Requirement
Whenever "nickname" appears in a line, please copy that line from the data.

══ Input data ══

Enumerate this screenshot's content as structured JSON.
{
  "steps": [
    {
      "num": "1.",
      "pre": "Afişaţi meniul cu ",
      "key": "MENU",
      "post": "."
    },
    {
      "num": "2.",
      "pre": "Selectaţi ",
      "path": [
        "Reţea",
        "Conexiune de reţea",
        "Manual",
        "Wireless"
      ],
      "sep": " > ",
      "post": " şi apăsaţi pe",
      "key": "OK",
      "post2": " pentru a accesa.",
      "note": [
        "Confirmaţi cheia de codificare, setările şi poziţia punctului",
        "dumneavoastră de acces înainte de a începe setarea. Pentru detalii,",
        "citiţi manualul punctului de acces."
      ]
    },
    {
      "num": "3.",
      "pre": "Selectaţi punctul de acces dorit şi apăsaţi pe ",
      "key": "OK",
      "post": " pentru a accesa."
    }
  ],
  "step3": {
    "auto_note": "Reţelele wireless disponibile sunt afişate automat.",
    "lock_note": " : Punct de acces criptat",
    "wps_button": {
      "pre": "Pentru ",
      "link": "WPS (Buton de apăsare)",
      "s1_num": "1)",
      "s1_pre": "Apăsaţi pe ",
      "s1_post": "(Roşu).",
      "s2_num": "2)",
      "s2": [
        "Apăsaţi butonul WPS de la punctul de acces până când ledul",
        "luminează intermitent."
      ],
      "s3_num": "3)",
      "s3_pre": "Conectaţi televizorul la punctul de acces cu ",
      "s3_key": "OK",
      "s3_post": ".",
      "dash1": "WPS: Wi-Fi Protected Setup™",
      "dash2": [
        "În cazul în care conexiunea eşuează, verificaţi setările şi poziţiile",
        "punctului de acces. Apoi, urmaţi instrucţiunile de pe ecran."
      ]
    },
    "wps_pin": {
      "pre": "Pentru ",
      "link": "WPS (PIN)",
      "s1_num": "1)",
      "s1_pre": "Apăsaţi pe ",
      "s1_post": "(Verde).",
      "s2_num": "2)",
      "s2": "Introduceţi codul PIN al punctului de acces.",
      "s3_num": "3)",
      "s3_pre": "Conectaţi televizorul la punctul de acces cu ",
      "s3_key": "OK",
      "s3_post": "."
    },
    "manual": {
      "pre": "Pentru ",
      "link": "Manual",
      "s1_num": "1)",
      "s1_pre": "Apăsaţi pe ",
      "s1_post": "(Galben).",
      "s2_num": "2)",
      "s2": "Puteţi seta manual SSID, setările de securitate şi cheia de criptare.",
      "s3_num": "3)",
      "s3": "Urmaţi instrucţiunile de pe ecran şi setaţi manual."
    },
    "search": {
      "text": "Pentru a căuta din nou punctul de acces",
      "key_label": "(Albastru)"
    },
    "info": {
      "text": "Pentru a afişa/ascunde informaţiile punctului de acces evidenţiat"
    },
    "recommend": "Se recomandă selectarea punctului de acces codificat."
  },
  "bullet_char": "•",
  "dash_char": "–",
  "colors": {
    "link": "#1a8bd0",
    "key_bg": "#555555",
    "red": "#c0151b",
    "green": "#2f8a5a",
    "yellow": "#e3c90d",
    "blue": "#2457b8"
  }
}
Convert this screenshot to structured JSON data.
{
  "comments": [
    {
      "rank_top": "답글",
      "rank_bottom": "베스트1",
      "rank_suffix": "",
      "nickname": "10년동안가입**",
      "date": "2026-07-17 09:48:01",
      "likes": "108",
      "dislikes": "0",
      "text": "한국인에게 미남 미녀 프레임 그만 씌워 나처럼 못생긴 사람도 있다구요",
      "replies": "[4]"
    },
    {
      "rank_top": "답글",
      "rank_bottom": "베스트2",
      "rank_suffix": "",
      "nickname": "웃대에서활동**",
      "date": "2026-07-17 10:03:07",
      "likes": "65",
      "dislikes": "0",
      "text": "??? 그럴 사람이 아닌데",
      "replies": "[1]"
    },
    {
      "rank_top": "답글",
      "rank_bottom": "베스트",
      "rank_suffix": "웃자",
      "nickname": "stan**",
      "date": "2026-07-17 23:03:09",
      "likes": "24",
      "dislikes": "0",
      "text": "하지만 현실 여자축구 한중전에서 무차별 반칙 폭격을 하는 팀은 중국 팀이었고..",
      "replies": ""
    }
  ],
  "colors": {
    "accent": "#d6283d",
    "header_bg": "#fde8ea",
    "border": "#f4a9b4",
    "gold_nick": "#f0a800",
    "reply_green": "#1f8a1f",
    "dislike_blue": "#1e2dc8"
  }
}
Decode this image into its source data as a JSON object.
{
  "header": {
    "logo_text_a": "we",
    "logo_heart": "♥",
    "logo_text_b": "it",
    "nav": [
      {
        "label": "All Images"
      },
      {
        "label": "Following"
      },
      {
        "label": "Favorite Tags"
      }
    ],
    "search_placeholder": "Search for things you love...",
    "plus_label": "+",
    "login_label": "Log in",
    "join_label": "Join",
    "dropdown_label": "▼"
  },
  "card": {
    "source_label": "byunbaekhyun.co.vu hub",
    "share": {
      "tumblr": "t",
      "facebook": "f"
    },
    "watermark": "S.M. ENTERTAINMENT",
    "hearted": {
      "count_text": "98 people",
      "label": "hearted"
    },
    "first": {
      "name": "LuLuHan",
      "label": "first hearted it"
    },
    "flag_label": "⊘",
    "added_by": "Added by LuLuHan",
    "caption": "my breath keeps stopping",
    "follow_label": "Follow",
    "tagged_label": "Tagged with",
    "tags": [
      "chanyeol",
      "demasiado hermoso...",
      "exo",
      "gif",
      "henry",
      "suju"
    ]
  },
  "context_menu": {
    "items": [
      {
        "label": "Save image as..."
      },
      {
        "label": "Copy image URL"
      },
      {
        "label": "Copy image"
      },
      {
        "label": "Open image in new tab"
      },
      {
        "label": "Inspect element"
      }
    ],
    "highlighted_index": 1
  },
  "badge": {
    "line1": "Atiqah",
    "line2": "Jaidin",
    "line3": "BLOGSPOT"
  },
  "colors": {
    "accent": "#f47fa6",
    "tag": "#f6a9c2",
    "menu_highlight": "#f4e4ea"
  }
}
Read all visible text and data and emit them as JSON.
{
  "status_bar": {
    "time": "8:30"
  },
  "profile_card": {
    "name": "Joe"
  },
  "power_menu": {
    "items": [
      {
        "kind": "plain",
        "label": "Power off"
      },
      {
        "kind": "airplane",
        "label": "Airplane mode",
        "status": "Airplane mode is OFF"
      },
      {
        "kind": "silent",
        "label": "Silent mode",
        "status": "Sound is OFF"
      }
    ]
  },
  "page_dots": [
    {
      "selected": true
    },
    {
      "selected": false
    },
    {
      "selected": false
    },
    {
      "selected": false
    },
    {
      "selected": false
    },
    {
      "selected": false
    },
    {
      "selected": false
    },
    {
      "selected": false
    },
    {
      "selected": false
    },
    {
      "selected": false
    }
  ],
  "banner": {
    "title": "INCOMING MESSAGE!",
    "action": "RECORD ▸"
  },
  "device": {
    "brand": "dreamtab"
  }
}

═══

Finished task
      "nickname": "10년동안가입**",
      "nickname": "웃대에서활동**",
      "nickname": "stan**",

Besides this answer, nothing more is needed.